Long Term Evolution (LTE) equipment jointly developed and manufactured by Finland’s Nokia Siemens Network (NSN) and Micran, a company based in Tomsk, Siberia is not considered ‘Russian-made’, according to local lawmakers, providing a significant stumbling block for Chechnya-based Vainakh Telecom in its bid to deploy 4G technology. In January 2013 it was reported that Russian telecoms regulator Roskomnadzor was set to take action against Vainakh after the cellco launched commercial LTE services in Grozny, the capital city of the Chechen Republic. However, the launch reportedly used equipment that had not been certified in Russia, and now it has emerged that an inter-departmental expert council affiliated to the Industry and Trade Ministry has backed up this assertion.
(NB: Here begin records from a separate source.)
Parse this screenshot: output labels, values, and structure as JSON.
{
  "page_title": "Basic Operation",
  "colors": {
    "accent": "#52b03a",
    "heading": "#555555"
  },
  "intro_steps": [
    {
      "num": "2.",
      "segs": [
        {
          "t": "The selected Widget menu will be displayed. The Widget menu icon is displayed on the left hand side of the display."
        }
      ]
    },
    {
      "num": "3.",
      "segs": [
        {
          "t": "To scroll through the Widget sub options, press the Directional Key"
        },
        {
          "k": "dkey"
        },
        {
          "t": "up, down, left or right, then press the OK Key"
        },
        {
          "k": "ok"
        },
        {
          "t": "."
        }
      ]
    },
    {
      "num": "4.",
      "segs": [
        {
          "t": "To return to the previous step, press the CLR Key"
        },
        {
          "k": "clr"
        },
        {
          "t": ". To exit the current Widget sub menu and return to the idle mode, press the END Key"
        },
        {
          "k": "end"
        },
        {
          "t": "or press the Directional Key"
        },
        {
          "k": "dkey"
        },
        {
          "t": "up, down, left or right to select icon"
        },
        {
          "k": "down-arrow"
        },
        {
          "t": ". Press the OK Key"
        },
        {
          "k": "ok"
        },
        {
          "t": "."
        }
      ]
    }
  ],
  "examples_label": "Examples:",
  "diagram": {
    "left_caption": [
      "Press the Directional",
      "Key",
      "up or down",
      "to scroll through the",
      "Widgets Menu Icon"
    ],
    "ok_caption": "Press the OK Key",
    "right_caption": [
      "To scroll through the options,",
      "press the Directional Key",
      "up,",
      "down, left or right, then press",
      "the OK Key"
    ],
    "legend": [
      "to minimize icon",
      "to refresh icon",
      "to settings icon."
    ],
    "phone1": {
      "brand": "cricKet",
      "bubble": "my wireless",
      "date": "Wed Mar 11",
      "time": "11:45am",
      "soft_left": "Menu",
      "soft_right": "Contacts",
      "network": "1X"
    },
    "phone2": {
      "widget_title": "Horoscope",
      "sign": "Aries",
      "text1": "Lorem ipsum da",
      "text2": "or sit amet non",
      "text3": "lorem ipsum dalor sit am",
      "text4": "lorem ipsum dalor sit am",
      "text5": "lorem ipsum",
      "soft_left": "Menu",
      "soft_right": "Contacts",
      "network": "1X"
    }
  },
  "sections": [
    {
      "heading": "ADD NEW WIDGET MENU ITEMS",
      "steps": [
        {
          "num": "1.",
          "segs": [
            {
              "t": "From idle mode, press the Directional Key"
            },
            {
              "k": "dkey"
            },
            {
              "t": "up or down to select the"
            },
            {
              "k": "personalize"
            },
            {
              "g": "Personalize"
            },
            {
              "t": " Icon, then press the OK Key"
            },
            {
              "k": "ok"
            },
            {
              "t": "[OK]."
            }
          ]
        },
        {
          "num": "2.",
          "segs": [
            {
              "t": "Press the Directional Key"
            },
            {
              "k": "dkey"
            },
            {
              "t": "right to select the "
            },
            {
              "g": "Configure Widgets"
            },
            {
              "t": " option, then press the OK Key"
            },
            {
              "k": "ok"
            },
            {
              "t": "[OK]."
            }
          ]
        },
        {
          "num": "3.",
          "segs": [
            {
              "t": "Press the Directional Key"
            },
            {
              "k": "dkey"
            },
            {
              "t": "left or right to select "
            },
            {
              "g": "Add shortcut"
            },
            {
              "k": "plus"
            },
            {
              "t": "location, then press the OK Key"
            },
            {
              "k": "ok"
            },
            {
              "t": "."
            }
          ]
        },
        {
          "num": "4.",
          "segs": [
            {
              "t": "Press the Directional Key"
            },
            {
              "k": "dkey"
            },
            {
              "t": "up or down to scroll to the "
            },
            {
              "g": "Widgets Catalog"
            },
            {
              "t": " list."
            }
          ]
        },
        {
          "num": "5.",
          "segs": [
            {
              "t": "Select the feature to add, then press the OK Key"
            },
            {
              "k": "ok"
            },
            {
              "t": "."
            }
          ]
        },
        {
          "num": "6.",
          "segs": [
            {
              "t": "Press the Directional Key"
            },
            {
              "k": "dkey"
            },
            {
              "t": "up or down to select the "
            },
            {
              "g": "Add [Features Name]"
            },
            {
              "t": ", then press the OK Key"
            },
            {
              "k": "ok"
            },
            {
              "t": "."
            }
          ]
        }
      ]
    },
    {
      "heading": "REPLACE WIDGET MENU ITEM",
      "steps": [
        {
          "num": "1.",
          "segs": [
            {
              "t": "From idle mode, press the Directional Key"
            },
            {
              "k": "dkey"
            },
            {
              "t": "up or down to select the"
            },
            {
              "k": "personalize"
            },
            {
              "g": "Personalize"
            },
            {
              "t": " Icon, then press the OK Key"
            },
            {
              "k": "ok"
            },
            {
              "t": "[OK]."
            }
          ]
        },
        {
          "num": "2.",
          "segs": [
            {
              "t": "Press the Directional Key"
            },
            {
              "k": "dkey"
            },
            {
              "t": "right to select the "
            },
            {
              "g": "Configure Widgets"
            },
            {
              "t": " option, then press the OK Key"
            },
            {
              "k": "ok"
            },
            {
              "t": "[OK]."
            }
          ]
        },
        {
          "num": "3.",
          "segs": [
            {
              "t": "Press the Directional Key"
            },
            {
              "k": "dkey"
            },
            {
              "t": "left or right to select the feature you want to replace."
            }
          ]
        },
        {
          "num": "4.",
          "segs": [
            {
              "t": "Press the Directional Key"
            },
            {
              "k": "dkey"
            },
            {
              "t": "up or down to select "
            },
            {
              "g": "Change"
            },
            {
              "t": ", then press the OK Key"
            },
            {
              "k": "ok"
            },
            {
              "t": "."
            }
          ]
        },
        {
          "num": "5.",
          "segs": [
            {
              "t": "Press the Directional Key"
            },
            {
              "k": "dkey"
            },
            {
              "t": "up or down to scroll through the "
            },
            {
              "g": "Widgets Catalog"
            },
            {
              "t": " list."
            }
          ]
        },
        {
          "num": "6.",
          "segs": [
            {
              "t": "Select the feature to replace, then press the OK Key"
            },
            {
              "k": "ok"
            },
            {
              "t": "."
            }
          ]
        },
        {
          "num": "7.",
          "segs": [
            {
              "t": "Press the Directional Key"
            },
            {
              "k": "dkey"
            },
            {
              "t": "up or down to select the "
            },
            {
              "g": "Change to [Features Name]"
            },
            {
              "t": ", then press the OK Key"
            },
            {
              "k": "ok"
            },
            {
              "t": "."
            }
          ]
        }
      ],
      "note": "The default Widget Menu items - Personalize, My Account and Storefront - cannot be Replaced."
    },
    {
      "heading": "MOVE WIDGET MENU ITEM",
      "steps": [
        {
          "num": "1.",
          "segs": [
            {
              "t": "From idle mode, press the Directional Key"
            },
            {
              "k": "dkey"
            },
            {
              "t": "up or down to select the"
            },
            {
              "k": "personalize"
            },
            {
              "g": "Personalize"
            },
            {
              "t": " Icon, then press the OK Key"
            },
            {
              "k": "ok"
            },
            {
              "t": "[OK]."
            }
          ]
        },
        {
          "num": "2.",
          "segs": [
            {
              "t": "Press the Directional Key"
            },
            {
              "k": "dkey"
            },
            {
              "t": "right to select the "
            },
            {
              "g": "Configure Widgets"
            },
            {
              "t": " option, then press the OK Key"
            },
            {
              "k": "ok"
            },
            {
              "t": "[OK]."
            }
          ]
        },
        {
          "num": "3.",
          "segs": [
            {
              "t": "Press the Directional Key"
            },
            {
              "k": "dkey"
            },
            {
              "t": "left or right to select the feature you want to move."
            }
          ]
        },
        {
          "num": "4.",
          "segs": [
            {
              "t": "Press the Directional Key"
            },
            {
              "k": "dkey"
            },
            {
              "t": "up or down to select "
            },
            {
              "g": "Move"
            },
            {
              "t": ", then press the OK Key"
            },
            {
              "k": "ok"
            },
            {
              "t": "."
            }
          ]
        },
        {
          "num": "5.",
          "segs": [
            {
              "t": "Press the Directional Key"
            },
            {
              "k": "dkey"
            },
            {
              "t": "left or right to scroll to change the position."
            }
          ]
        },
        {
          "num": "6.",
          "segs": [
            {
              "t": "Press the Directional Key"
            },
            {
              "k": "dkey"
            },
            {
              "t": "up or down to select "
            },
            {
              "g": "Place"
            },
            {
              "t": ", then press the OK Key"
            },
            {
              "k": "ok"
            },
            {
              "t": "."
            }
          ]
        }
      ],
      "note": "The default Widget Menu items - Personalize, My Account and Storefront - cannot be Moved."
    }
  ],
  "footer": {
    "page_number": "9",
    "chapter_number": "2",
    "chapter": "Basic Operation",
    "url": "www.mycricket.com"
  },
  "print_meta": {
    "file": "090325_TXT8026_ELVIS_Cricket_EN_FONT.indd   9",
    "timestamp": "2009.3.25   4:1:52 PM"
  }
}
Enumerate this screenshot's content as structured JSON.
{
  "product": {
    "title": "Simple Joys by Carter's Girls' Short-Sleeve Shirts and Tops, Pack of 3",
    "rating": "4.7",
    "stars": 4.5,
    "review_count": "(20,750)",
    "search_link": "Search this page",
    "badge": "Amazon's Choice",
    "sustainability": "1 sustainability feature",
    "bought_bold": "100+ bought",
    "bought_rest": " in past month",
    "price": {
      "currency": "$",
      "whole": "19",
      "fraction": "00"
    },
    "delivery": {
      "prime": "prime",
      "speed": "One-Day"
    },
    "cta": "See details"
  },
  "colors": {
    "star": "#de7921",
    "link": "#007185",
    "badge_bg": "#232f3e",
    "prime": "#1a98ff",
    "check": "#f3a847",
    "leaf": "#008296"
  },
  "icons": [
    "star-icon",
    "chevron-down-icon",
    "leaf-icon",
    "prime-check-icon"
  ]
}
The LTE base stations were developed by the Wireless Technology Centre, a 25/75 joint venture between Micran and NSN; to be considered Russian-made and cleared for use in Russian telecoms infrastructure, any given piece of equipment must be produced by a company at least 50% owned by Russian nationals. In a bid to side-step the ruling, business daily Vedomosti has reported that domestic nanotech giant Rusnano is considering a deal to buy out 25% of NSN’s stake, although nothing concrete has been confirmed. Until such time, Vainakh is only permitted to use its LTE network for ‘non-commercial purposes’.